As the North stuck to its belligerent tack with its sixth nuclear test in September and a fusillade of ballistic missile tests, conservative parties derided Moon's policy as "too weak, naive and placatory" to handle the unruly regime.
But the political offensive has been waning, with Moon's supporters lambasting hawkish right-wingers as "anti-peace forces" and the president pressing ahead with his policy on the back of high public support.
Last week, a Gallup Korea survey put Moon's approval rating at 83 percent, up 10 percentage points from a week earlier. The local pollster attributed the rise partially to last month's third inter-Korean summit.
But there is no room for complacency, experts cautioned, noting many obstacles that lie before the "complete" denuclearization. For instance, Washington's high verification standards, coupled with Pyongyang's distrust toward its archenemy, could derail Moon's peace crusade.
The U.S. has recently been seen raising the stakes for the looming denuclearization talks. New U.S. Secretary of State Mike Pompeo recently mentioned the "permanent, verifiable, irreversible dismantling" of the North's nuclear program.
"It is good to improve cross-border relations ... but the tricky part is that Seoul could be played by Pyongyang, which could rehash its old tactics of buying time through protracted negotiations, and that could be a situation likely to corrode Seoul's trust with Washington," said Chun In-young, professor emeritus at Seoul National University.
"So, Seoul could face a serious policy dilemma between Washington and Pyongyang," he added.
Moon's scorecards on relations with China and Japan are mixed.
Though Beijing appears to be easing its measures taken in retaliation for Seoul's agreement to host a U.S. anti-missile system, distrust still lingers between the former Cold War foes. Japan's wartime sexual enslavement of Korean women, along with its persistent claim to Korea's easternmost islets of Dokdo, remains an abiding source of tension in bilateral ties.
"Seoul appears to pay too much heed to its ties with Pyongyang and Washington, when it needs a more balanced approach with due attention to China as well," said Choo Jae-woo, Chinese foreign policy professor at Kyung Hee University.
Another policy feature that sets Moon apart from his predecessors is his strategic focus on the 10-member Association of Southeast Asian Nations (ASEAN) under his "New Southern Policy."

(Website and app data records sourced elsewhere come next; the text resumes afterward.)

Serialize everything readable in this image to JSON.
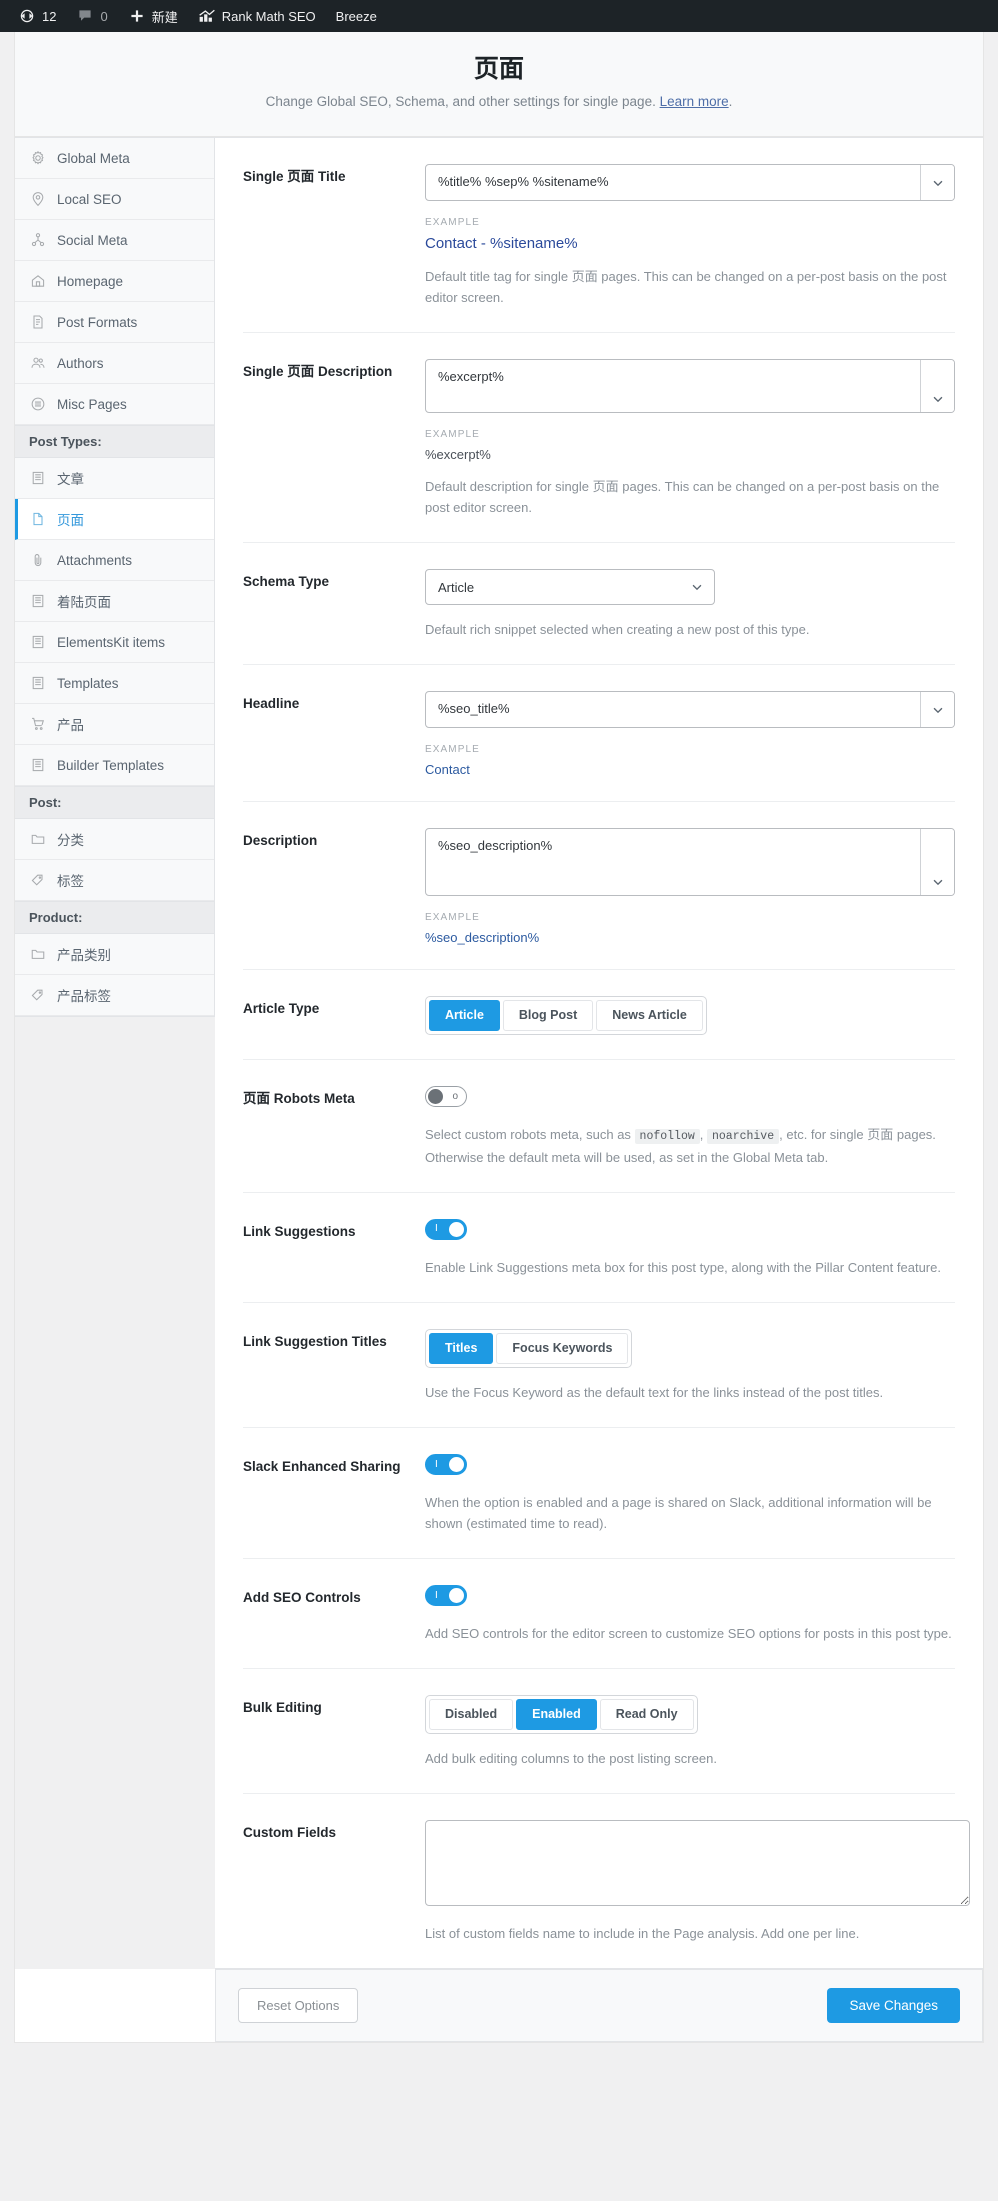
{
  "adminbar": {
    "items": [
      {
        "icon": "wordpress-updates-icon",
        "name": "updates",
        "count": "12"
      },
      {
        "icon": "comment-bubble-icon",
        "name": "comments",
        "count": "0"
      },
      {
        "icon": "plus-icon",
        "name": "new-content",
        "label": "新建"
      },
      {
        "icon": "rank-math-icon",
        "name": "rank-math-seo",
        "label": "Rank Math SEO"
      },
      {
        "icon": "",
        "name": "breeze",
        "label": "Breeze"
      }
    ]
  },
  "header": {
    "title": "页面",
    "subtitle": "Change Global SEO, Schema, and other settings for single page.",
    "learn_more": "Learn more",
    "learn_more_suffix": "."
  },
  "sidebar": {
    "items": [
      {
        "type": "item",
        "label": "Global Meta",
        "icon": "gear-icon",
        "active": false
      },
      {
        "type": "item",
        "label": "Local SEO",
        "icon": "map-pin-icon",
        "active": false
      },
      {
        "type": "item",
        "label": "Social Meta",
        "icon": "share-nodes-icon",
        "active": false
      },
      {
        "type": "item",
        "label": "Homepage",
        "icon": "home-icon",
        "active": false
      },
      {
        "type": "item",
        "label": "Post Formats",
        "icon": "document-icon",
        "active": false
      },
      {
        "type": "item",
        "label": "Authors",
        "icon": "users-icon",
        "active": false
      },
      {
        "type": "item",
        "label": "Misc Pages",
        "icon": "list-circle-icon",
        "active": false
      },
      {
        "type": "group",
        "label": "Post Types:"
      },
      {
        "type": "item",
        "label": "文章",
        "icon": "post-icon",
        "active": false
      },
      {
        "type": "item",
        "label": "页面",
        "icon": "page-icon",
        "active": true
      },
      {
        "type": "item",
        "label": "Attachments",
        "icon": "paperclip-icon",
        "active": false
      },
      {
        "type": "item",
        "label": "着陆页面",
        "icon": "post-icon",
        "active": false
      },
      {
        "type": "item",
        "label": "ElementsKit items",
        "icon": "post-icon",
        "active": false
      },
      {
        "type": "item",
        "label": "Templates",
        "icon": "post-icon",
        "active": false
      },
      {
        "type": "item",
        "label": "产品",
        "icon": "cart-icon",
        "active": false
      },
      {
        "type": "item",
        "label": "Builder Templates",
        "icon": "post-icon",
        "active": false
      },
      {
        "type": "group",
        "label": "Post:"
      },
      {
        "type": "item",
        "label": "分类",
        "icon": "folder-icon",
        "active": false
      },
      {
        "type": "item",
        "label": "标签",
        "icon": "tag-icon",
        "active": false
      },
      {
        "type": "group",
        "label": "Product:"
      },
      {
        "type": "item",
        "label": "产品类别",
        "icon": "folder-icon",
        "active": false
      },
      {
        "type": "item",
        "label": "产品标签",
        "icon": "tag-icon",
        "active": false
      }
    ]
  },
  "fields": {
    "single_title": {
      "label": "Single 页面 Title",
      "value": "%title% %sep% %sitename%",
      "example_label": "EXAMPLE",
      "example_value": "Contact - %sitename%",
      "help": "Default title tag for single 页面 pages. This can be changed on a per-post basis on the post editor screen."
    },
    "single_description": {
      "label": "Single 页面 Description",
      "value": "%excerpt%",
      "example_label": "EXAMPLE",
      "example_value": "%excerpt%",
      "help": "Default description for single 页面 pages. This can be changed on a per-post basis on the post editor screen."
    },
    "schema_type": {
      "label": "Schema Type",
      "value": "Article",
      "options": [
        "Article"
      ],
      "help": "Default rich snippet selected when creating a new post of this type."
    },
    "headline": {
      "label": "Headline",
      "value": "%seo_title%",
      "example_label": "EXAMPLE",
      "example_value": "Contact"
    },
    "description": {
      "label": "Description",
      "value": "%seo_description%",
      "example_label": "EXAMPLE",
      "example_value": "%seo_description%"
    },
    "article_type": {
      "label": "Article Type",
      "options": [
        "Article",
        "Blog Post",
        "News Article"
      ],
      "selected": "Article"
    },
    "robots_meta": {
      "label": "页面 Robots Meta",
      "enabled": false,
      "help_pre": "Select custom robots meta, such as ",
      "code1": "nofollow",
      "help_mid1": ", ",
      "code2": "noarchive",
      "help_post": ", etc. for single 页面 pages. Otherwise the default meta will be used, as set in the Global Meta tab."
    },
    "link_suggestions": {
      "label": "Link Suggestions",
      "enabled": true,
      "help": "Enable Link Suggestions meta box for this post type, along with the Pillar Content feature."
    },
    "link_suggestion_titles": {
      "label": "Link Suggestion Titles",
      "options": [
        "Titles",
        "Focus Keywords"
      ],
      "selected": "Titles",
      "help": "Use the Focus Keyword as the default text for the links instead of the post titles."
    },
    "slack_enhanced_sharing": {
      "label": "Slack Enhanced Sharing",
      "enabled": true,
      "help": "When the option is enabled and a page is shared on Slack, additional information will be shown (estimated time to read)."
    },
    "add_seo_controls": {
      "label": "Add SEO Controls",
      "enabled": true,
      "help": "Add SEO controls for the editor screen to customize SEO options for posts in this post type."
    },
    "bulk_editing": {
      "label": "Bulk Editing",
      "options": [
        "Disabled",
        "Enabled",
        "Read Only"
      ],
      "selected": "Enabled",
      "help": "Add bulk editing columns to the post listing screen."
    },
    "custom_fields": {
      "label": "Custom Fields",
      "value": "",
      "help": "List of custom fields name to include in the Page analysis. Add one per line."
    }
  },
  "footer": {
    "reset_label": "Reset Options",
    "save_label": "Save Changes"
  },
  "colors": {
    "accent": "#1e9ae3",
    "adminbar_bg": "#1d2327",
    "link": "#2c5aa0"
  }
}
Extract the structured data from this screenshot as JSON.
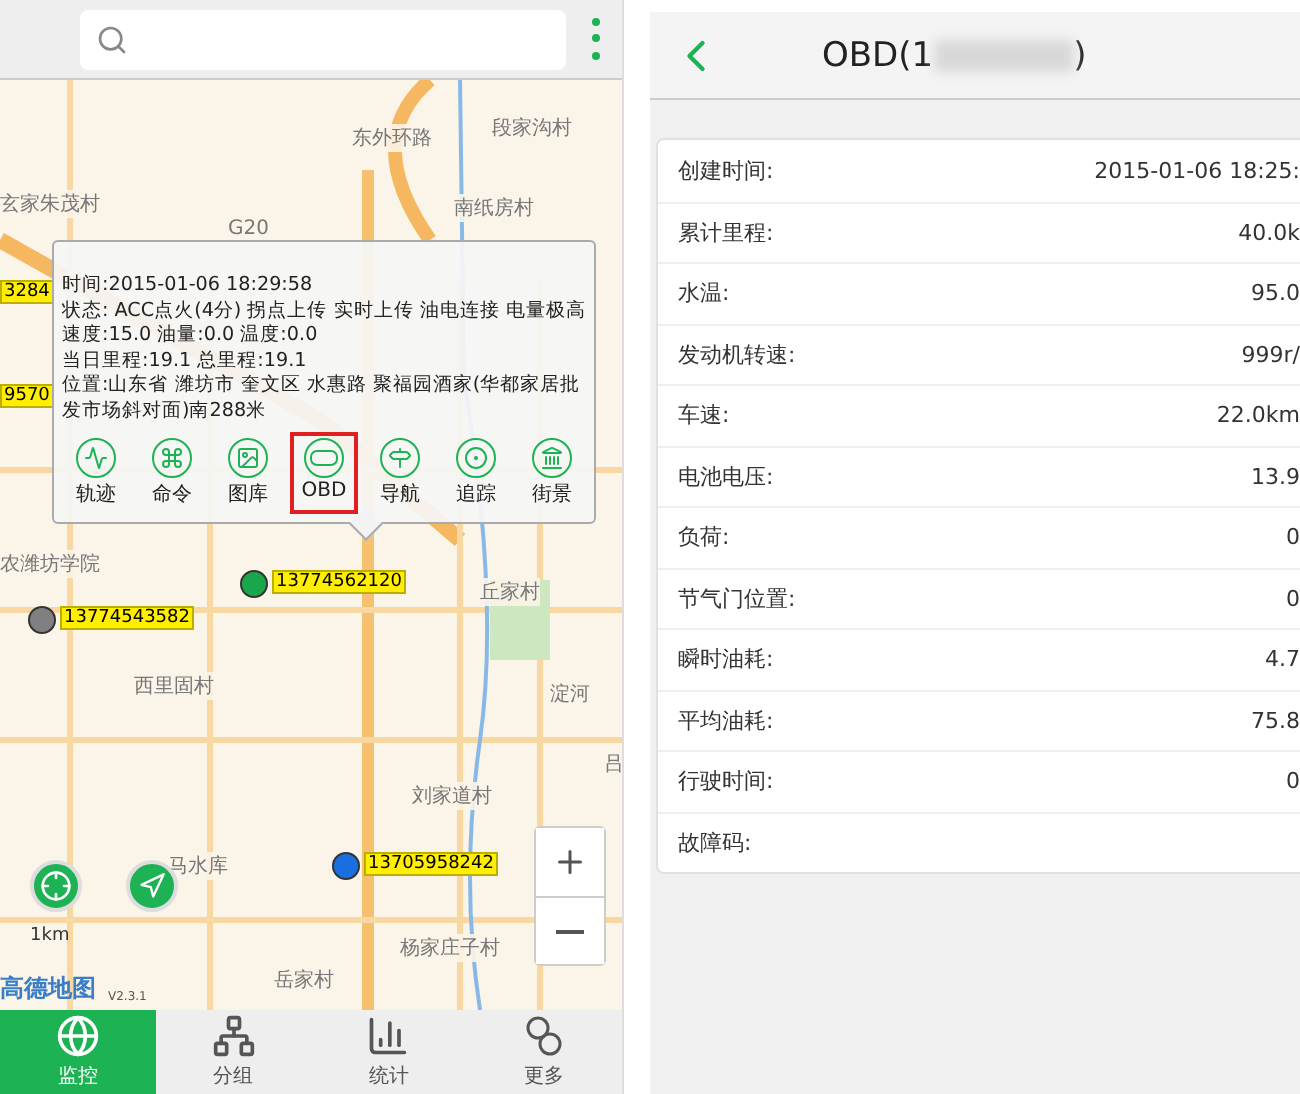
{
  "left_screen": {
    "map": {
      "places": [
        "段家沟村",
        "南纸房村",
        "玄家朱茂村",
        "东外环路",
        "G20",
        "丘家村",
        "淀河",
        "西里固村",
        "刘家道村",
        "杨家庄子村",
        "岳家村",
        "马水库",
        "农潍坊学院",
        "吕"
      ],
      "plates": [
        {
          "text": "3284"
        },
        {
          "text": "9570"
        },
        {
          "text": "13774562120",
          "color": "#1aa64a"
        },
        {
          "text": "13774543582",
          "color": "#808080"
        },
        {
          "text": "13705958242",
          "color": "#1a6fe0"
        }
      ],
      "scale": "1km",
      "logo": "高德地图",
      "version": "V2.3.1"
    },
    "popup": {
      "lines": [
        "时间:2015-01-06 18:29:58",
        "状态: ACC点火(4分) 拐点上传 实时上传  油电连接 电量极高",
        "速度:15.0  油量:0.0  温度:0.0",
        "当日里程:19.1  总里程:19.1",
        "位置:山东省 潍坊市 奎文区 水惠路 聚福园酒家(华都家居批发市场斜对面)南288米"
      ],
      "actions": [
        {
          "kind": "track",
          "label": "轨迹",
          "selected": false
        },
        {
          "kind": "command",
          "label": "命令",
          "selected": false
        },
        {
          "kind": "gallery",
          "label": "图库",
          "selected": false
        },
        {
          "kind": "obd",
          "label": "OBD",
          "selected": true
        },
        {
          "kind": "navigate",
          "label": "导航",
          "selected": false
        },
        {
          "kind": "follow",
          "label": "追踪",
          "selected": false
        },
        {
          "kind": "street",
          "label": "街景",
          "selected": false
        }
      ]
    },
    "nav": [
      {
        "kind": "monitor",
        "label": "监控",
        "selected": true
      },
      {
        "kind": "group",
        "label": "分组",
        "selected": false
      },
      {
        "kind": "stats",
        "label": "统计",
        "selected": false
      },
      {
        "kind": "more",
        "label": "更多",
        "selected": false
      }
    ]
  },
  "right_screen": {
    "title": "OBD(1",
    "title_end": ")",
    "rows": [
      {
        "label": "创建时间:",
        "value": "2015-01-06 18:25:"
      },
      {
        "label": "累计里程:",
        "value": "40.0k"
      },
      {
        "label": "水温:",
        "value": "95.0"
      },
      {
        "label": "发动机转速:",
        "value": "999r/"
      },
      {
        "label": "车速:",
        "value": "22.0km"
      },
      {
        "label": "电池电压:",
        "value": "13.9"
      },
      {
        "label": "负荷:",
        "value": "0"
      },
      {
        "label": "节气门位置:",
        "value": "0"
      },
      {
        "label": "瞬时油耗:",
        "value": "4.7"
      },
      {
        "label": "平均油耗:",
        "value": "75.8"
      },
      {
        "label": "行驶时间:",
        "value": "0"
      },
      {
        "label": "故障码:",
        "value": ""
      }
    ]
  }
}
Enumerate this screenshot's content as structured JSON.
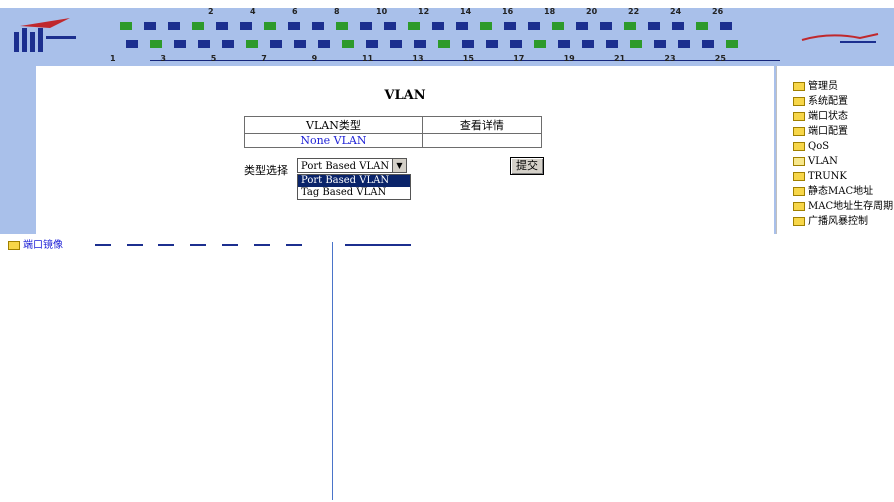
{
  "banner": {
    "port_numbers_top": [
      "2",
      "4",
      "6",
      "8",
      "10",
      "12",
      "14",
      "16",
      "18",
      "20",
      "22",
      "24",
      "26"
    ],
    "port_numbers_bottom": [
      "1",
      "3",
      "5",
      "7",
      "9",
      "11",
      "13",
      "15",
      "17",
      "19",
      "21",
      "23",
      "25"
    ]
  },
  "main": {
    "title": "VLAN",
    "table": {
      "headers": [
        "VLAN类型",
        "查看详情"
      ],
      "rows": [
        [
          "None VLAN",
          ""
        ]
      ]
    },
    "type_label": "类型选择",
    "select_value": "Port Based VLAN",
    "options": [
      "Port Based VLAN",
      "Tag Based VLAN"
    ],
    "submit_label": "提交"
  },
  "menu": {
    "items": [
      "管理员",
      "系统配置",
      "端口状态",
      "端口配置",
      "QoS",
      "VLAN",
      "TRUNK",
      "静态MAC地址",
      "MAC地址生存周期",
      "广播风暴控制"
    ]
  },
  "lower": {
    "cutoff_item": "端口镜像"
  },
  "colors": {
    "frame_blue": "#a9c0ea",
    "link_blue": "#1f22d6",
    "selected_bg": "#0a246a"
  }
}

Moon has sought to firm up the relationship with ASEAN to the level of Seoul's ties with four major powers, which are the U.S., China, Japan and Russia, due to its geopolitical value, growth potential and rich resources.
The ASEAN community with around 630 million people -- the world's third-greatest population after China and India -- boasts strategic locations linking the Indo-Pacific region that hosts the world's most crucial trading and energy supply routes -- a reason why major countries have been vying for influence over the bloc.
"Though it is still premature to evaluate, Moon's policy is going in the right direction, given that ASEAN is geographically situated at Asia's fulcrum of growth that links India and China," said Lee Sun-jin, diplomacy professor at Sogang University.